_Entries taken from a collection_
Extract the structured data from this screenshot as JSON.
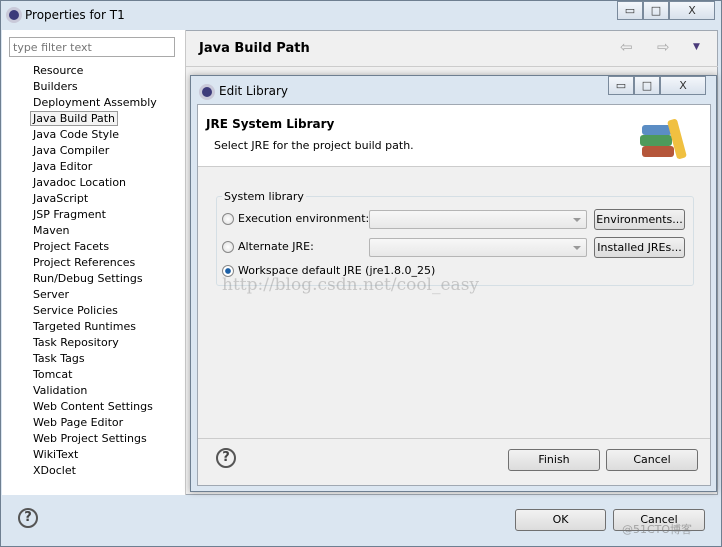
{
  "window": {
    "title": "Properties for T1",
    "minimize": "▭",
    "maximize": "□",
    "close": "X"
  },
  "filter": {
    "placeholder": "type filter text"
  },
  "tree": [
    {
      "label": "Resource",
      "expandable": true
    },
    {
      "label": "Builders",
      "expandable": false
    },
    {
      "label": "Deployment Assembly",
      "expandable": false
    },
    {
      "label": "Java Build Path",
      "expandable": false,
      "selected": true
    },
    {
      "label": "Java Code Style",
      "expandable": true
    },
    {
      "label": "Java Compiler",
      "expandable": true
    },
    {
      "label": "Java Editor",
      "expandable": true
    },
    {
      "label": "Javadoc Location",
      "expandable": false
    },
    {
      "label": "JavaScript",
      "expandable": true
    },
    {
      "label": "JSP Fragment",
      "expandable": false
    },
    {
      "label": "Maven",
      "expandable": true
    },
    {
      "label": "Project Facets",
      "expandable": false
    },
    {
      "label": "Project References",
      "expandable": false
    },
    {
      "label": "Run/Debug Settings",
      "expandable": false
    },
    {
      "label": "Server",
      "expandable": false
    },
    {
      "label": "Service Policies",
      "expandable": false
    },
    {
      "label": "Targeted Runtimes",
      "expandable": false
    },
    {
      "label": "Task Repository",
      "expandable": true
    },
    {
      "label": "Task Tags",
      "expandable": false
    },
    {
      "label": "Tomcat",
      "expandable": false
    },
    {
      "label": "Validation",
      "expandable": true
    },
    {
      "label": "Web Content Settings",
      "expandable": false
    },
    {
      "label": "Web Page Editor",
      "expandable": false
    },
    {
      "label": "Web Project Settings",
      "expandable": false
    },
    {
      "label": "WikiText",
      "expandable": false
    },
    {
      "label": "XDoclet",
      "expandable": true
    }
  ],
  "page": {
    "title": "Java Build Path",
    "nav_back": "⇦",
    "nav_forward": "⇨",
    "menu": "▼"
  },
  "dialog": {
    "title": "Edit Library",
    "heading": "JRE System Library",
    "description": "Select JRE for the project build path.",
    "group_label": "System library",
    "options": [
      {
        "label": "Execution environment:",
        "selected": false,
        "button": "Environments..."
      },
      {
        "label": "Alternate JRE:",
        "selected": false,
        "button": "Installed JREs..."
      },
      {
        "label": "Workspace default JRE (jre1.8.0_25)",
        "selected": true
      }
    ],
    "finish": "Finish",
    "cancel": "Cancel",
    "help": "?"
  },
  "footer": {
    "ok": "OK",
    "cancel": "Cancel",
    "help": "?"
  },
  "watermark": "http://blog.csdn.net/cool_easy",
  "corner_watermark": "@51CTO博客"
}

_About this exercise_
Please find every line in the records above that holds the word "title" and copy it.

_Output below_
    "title": "Properties for T1",
    "title": "Java Build Path",
    "title": "Edit Library",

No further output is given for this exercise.